Barbara Walker is a British artist who lives and works in UK.
Her paintings and drawings of the human figure open up a dialogue with viewers concerning the notions about race identity, belonging, class, power and the politics of how we look at others. Working in a range of media and formats, from works on paper and canvas to large-scale wall installations, Walker is particularly concerned with social and political issues with particular reference to history and cultural differences in contemporary life. Her work often looks at the world around her, particularly what she sees reflected in the communities in which she lives and works.
Walker’s early series of paintings, from 2002, Private Face offered an intimate portrait of members of the African-Caribbean community in Birmingham, the city in which she grew up, raised her family and continues to live and work. These images document ordinary black lives with a warmth, humanity and painterly care that resists objectification and defies stereotype.
This quiet activism took an overtly political turn in Louder Than Words (2006), Walker’s response to her son Solomon being repeatedly stopped and searched by police. In this work, Walker overwrites the yellow police documents issued to the ‘suspect’, with a loving mother’s portrait of her son to create her own ‘witness statement’.
Her eloquent drawing skills deftly tread the fine line between capturing a likeness and trapping an individual. In Show and Tell (2008), a series of drawings of young men, Walker renders the textures of clothing, skin, hair and jewellery with skill and tenderness. Each portrait evokes a tangible physical presence, yet the faces of the young men remain unseen, their identity unknowable. Some of these large-scale drawings are made directly onto gallery walls and ultimately washed away in front of exhibition visitors, introducing a visceral, performative element to Walker’s exploration of notions of visibility and erasure.

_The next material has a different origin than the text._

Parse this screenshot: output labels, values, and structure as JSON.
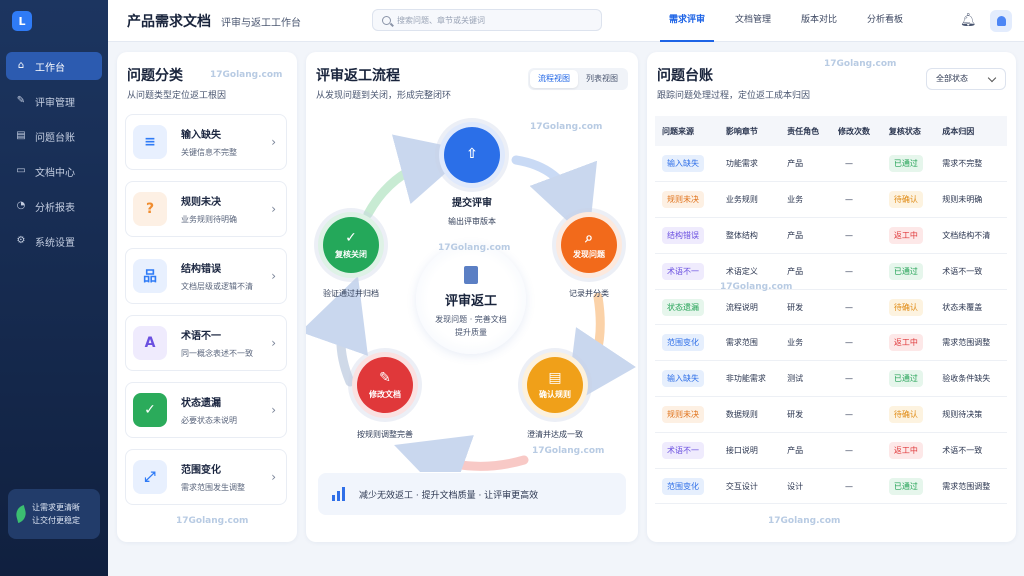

Barbara Walker was awarded a 1st Class BA in Art and Design by the University of Central England, Birmingham, 1996. She has undertaken several residencies and has had a significant number of solo exhibitions of her drawings and paintings, in the UK. Her work has also been included in international exhibitions.Solo exhibitions include mac, Birmingham and The New Art Gallery, Walsall. Her work is held in private and public collections including Birmingham Museum and Art Gallery, Wolverhampton Art Gallery,Lincoln Art Gallery, Herbert Art Gallery& Museum, and Arts Council Collection. In 2017, she will be taking part in the Diaspora Pavilion, Palazzo Pisani S. Marina during the 57th Venice Biennale.